To The Lighthouse, published on May 5, 1927, is one of Virginia Woolf‘s best known books and is considered by many critics to be one of the most influential English-language novels of the 20th century.
The novel is a semi-autobiographical work that explores Virginia’s unresolved issues with her deceased parents as well as her obsession with the sea and her usual themes of life, death and loss.
As Virginia explained in her diary in May of 1925, two of the main characters in the novel, Mr. Ramsay and Mrs. Ramsay, were based on her parents, Sir Leslie Stephen and Julia Jackson:
“I’m now all on the strain of desire to stop journalism & get on to To The Lighthouse. This is going to be fairly short: to have father’s character done complete in it; and mother’s; & St. Ives; & childhood; & all the usual things I try to put in – life, death & c. But the centre is father’s character, sitting in a boat, reciting We Perished, Each Alone, while he crushes a dying mackerel – However, I must refrain. I must write out a few little stories first, & let the Lighthouse simmer, adding to it between tea & dinner before it is complete for writing out.”

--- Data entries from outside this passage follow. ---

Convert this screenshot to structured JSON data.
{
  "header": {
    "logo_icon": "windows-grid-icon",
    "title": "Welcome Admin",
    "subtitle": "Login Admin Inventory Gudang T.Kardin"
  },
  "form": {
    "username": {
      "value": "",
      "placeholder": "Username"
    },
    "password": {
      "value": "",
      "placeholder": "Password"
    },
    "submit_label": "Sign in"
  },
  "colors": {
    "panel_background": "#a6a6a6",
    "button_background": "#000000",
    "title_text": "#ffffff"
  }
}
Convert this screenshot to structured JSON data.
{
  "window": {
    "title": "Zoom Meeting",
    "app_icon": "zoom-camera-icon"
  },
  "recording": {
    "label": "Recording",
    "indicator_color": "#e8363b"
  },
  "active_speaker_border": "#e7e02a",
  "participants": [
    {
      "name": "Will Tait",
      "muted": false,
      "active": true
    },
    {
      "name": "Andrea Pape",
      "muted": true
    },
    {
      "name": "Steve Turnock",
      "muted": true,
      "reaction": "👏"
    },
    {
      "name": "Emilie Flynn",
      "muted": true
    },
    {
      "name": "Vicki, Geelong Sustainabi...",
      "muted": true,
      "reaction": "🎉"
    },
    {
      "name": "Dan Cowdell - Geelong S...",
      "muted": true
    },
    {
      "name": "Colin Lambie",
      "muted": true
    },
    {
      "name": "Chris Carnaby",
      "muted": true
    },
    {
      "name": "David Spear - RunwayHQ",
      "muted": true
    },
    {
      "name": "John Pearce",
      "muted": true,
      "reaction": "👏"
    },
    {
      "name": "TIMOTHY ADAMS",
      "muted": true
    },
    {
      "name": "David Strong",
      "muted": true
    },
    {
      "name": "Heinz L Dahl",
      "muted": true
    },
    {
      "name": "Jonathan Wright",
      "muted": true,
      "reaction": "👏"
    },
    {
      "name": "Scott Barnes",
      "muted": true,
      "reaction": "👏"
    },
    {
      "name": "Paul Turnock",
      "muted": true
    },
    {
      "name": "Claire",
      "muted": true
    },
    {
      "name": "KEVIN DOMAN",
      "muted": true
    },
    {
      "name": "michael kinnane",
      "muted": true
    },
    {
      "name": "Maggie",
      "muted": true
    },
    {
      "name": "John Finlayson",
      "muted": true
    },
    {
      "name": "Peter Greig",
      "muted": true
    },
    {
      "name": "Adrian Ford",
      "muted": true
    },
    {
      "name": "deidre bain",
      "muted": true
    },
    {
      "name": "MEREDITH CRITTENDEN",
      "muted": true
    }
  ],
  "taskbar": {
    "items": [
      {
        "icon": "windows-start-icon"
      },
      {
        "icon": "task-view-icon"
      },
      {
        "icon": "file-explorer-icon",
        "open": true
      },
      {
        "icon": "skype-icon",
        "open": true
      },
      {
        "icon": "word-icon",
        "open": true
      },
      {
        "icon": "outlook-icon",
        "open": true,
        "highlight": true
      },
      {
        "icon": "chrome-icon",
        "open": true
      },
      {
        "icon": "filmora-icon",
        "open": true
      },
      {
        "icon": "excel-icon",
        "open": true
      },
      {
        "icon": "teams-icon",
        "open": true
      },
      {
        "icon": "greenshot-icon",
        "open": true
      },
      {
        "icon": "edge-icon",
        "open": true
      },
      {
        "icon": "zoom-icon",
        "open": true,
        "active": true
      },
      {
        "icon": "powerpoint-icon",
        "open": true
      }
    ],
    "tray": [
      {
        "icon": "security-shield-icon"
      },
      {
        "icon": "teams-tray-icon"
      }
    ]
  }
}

Virginia worked on the novel for over a year and a half, finally finishing it in January of 1927, after which she summed it up as a “hard, muscular book, which at this age proves that I have something in me. It has not run out and gone flabby, at least such is my feeling before reading it over.”
Typically critical of her own work, Virginia was no different with To The Lighthouse. Her feelings about the book fluctuated daily, as can be seen from her diary entries in the spring of 1927 when the book was being prepared for publication:
Monday 21 March
My brain is ferociously active. I want to have at my books as if I were conscious of the lapse of time., age & death. Dear me, how lovely some parts of To The Lighthouse are! Soft & pliable, & I think deep & never a word wrong for a page at a time. This I feel about the dinner party, & the children in the boat; but not of Lily on the lawn. That I do not much like. But I like the end.”
Just a few months later, on May 1st, Virginia writes that she is less sure of the book:
“And then I remember how my book is coming out. People will say I am irrelevant – people will say a thousand things. But I think, honestly, I care very little this time – even for the opinion of my friends. I am not sure if it is good. I was disappointed when I read it through the first time. Later I liked it. Anyhow it is the best I can do…”
Virginia’s usual ups and downs plagued her after the book was published as well. Although she was at first encouraged by the high volume of pre-sales for the book, a bad review from The Times Literary Supplement sent her into a state of depression which was then cured after sales for the book soared that spring and summer, outselling all of her previous books.
Friends and family reacted favorably to Virginia’s new novel, declaring it a “masterpiece” and suggesting it was the best novel she had ever written.
Shortly after its publication, Virginia’s sister, Vanessa Bell, sent her a letter gushing about the novel and explaining how much it moved her:
“…Anyhow it seemed to me in the first part of the book you have given a portrait of mother which is more like her to me than anything I could ever have conceived of as possible. It is almost painful to have her so raised from the dead. You have made one feel the extraordinary beauty of her character, which must be the most difficult thing in the world to do. It was like meeting her again with oneself grown up & on equal terms & it seems to me the most astonishing feat of creation to have been able to see her in such a way – You have given Father too I think as clearly, but perhaps I may be wrong, that isn’t quite so difficult. There is more to catch hold of. Still it seems to me to be the only thing about him which ever gave a true idea. So you see as far as portrait painting goes you seem to me to be a supreme artist & it is so shattering to find oneself face to face with those two again that I can hardly consider anything else. In fact for the last two days I have hardly been able to attend to daily life…”
Although Mrs. Dalloway may have made Virginia Woolf a household name, To The Lighthouse cemented her status as a great writer. The novel also brought her both financial and personal freedom after she used her earnings to in the summer of 1927.
Despite her achievements and success, Virginia still felt some lingering insecurity about her future but seemed bolstered and encouraged by her accomplishments, confessing to her diary on August 10 of that year:
“Here at the age of 45 are Nessa and I growing our little wings again after our lean years. She may rake in another £500; perhaps more…But my state is precarious. With To The Lighthouse I may have climbed to the top of my hill; or again we may wobble back; my journalism may pall on the Americans; no rich father in law will endow me, but Heavens knows, I have not much anxiety. We are flexible, adventurous still I hope.”
Woolf, Virginia. The Diary of Virginia Woolf: Volume Three: 1925-1930. Harcourt, 1977
Bell, Quentin. Virginia Woolf: A Biography. Harcourt, 1972
“Contemporary Reviews of To The Lighthouse.” University of Alabama in Huntsville, uah.edu/woolf/lighthousecontemprev.html
Kronenberg, Louis. “Virginia Woolf Explores an English Countryhome.” New York Time, 8 May. 1927, nytimes.com/books/97/06/08/reviews/woolf-lighthouse.html